(Records from a data source)
__________________________________________________
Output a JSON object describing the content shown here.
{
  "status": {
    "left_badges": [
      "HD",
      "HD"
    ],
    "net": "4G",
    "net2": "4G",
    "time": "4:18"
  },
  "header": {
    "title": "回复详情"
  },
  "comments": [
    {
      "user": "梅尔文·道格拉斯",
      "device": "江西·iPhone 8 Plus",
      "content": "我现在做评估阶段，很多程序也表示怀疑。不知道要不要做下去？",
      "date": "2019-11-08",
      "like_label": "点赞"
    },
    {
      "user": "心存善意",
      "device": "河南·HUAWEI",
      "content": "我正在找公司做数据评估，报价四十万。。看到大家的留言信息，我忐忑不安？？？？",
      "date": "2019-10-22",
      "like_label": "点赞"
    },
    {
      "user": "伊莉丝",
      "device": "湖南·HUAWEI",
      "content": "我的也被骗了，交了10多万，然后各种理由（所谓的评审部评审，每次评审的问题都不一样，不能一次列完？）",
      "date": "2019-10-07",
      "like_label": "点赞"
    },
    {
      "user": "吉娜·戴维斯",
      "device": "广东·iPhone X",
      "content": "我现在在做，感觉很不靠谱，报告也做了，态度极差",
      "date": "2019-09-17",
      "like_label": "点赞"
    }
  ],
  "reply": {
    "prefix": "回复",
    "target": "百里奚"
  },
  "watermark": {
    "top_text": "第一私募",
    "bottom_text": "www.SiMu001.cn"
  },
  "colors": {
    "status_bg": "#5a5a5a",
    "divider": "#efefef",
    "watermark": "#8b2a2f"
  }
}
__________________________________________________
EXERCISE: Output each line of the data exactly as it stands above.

RESPONSE BOX:
Output a JSON object describing the content shown here.
{
  "status": {
    "left_badges": [
      "HD",
      "HD"
    ],
    "net": "4G",
    "net2": "4G",
    "time": "4:18"
  },
  "header": {
    "title": "回复详情"
  },
  "comments": [
    {
      "user": "梅尔文·道格拉斯",
      "device": "江西·iPhone 8 Plus",
      "content": "我现在做评估阶段，很多程序也表示怀疑。不知道要不要做下去？",
      "date": "2019-11-08",
      "like_label": "点赞"
    },
    {
      "user": "心存善意",
      "device": "河南·HUAWEI",
      "content": "我正在找公司做数据评估，报价四十万。。看到大家的留言信息，我忐忑不安？？？？",
      "date": "2019-10-22",
      "like_label": "点赞"
    },
    {
      "user": "伊莉丝",
      "device": "湖南·HUAWEI",
      "content": "我的也被骗了，交了10多万，然后各种理由（所谓的评审部评审，每次评审的问题都不一样，不能一次列完？）",
      "date": "2019-10-07",
      "like_label": "点赞"
    },
    {
      "user": "吉娜·戴维斯",
      "device": "广东·iPhone X",
      "content": "我现在在做，感觉很不靠谱，报告也做了，态度极差",
      "date": "2019-09-17",
      "like_label": "点赞"
    }
  ],
  "reply": {
    "prefix": "回复",
    "target": "百里奚"
  },
  "watermark": {
    "top_text": "第一私募",
    "bottom_text": "www.SiMu001.cn"
  },
  "colors": {
    "status_bg": "#5a5a5a",
    "divider": "#efefef",
    "watermark": "#8b2a2f"
  }
}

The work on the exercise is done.